▶ INPUT FOR THIS TASK
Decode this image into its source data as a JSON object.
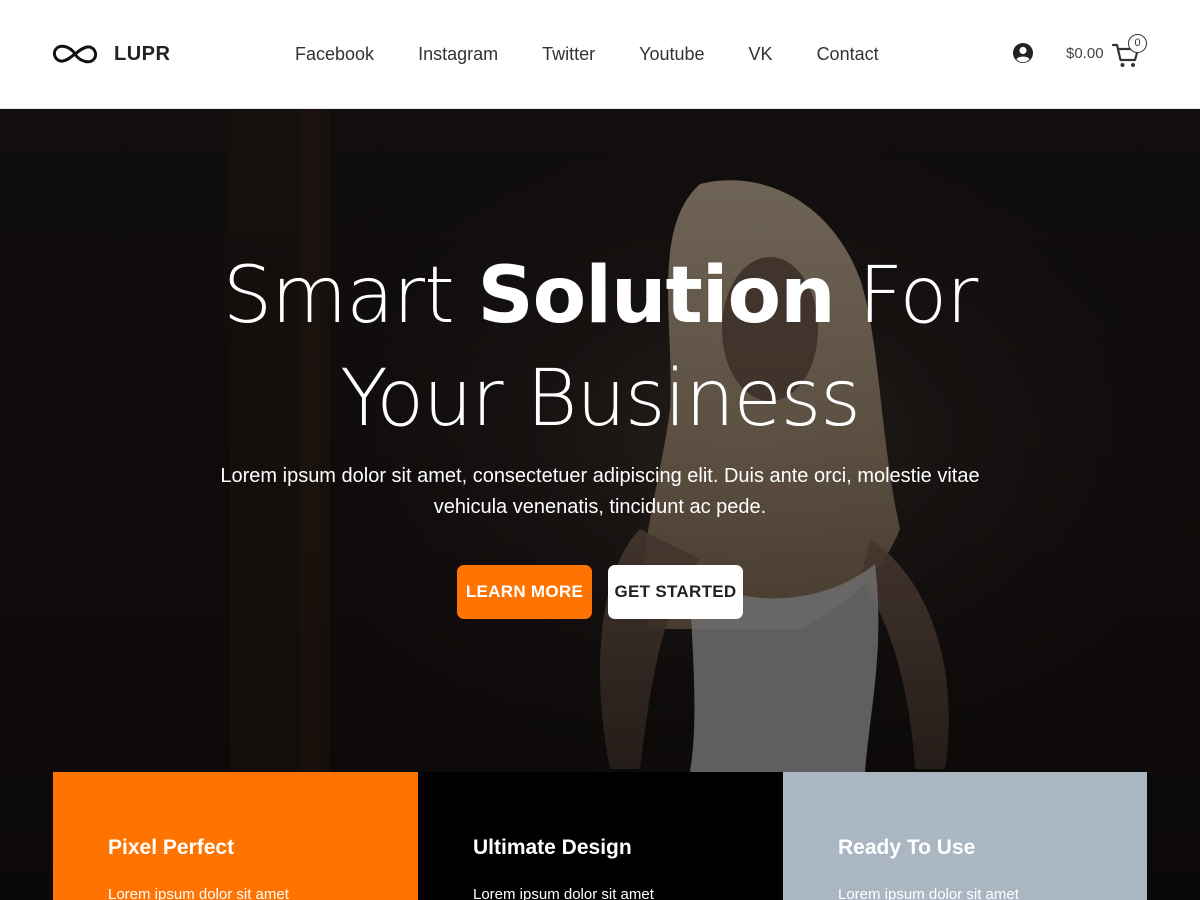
{
  "brand": {
    "name": "LUPR",
    "logo_icon": "infinity-icon"
  },
  "nav": {
    "items": [
      "Facebook",
      "Instagram",
      "Twitter",
      "Youtube",
      "VK",
      "Contact"
    ]
  },
  "header_actions": {
    "account_icon": "user-circle-icon",
    "cart_total": "$0.00",
    "cart_icon": "shopping-cart-icon",
    "cart_count": "0"
  },
  "hero": {
    "title_part1": "Smart ",
    "title_bold": "Solution",
    "title_part2": " For",
    "title_line2": "Your Business",
    "text": "Lorem ipsum dolor sit amet, consectetuer adipiscing elit. Duis ante orci, molestie vitae vehicula venenatis, tincidunt ac pede.",
    "learn_more": "LEARN MORE",
    "get_started": "GET STARTED"
  },
  "features": [
    {
      "title": "Pixel Perfect",
      "text": "Lorem ipsum dolor sit amet"
    },
    {
      "title": "Ultimate Design",
      "text": "Lorem ipsum dolor sit amet"
    },
    {
      "title": "Ready To Use",
      "text": "Lorem ipsum dolor sit amet"
    }
  ],
  "colors": {
    "accent": "#ff7300",
    "dark": "#000000",
    "muted": "#aab6c2"
  }
}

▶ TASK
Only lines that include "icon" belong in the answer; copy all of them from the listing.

▶ WRITTEN RESPONSE
    "logo_icon": "infinity-icon"
    "account_icon": "user-circle-icon",
    "cart_icon": "shopping-cart-icon",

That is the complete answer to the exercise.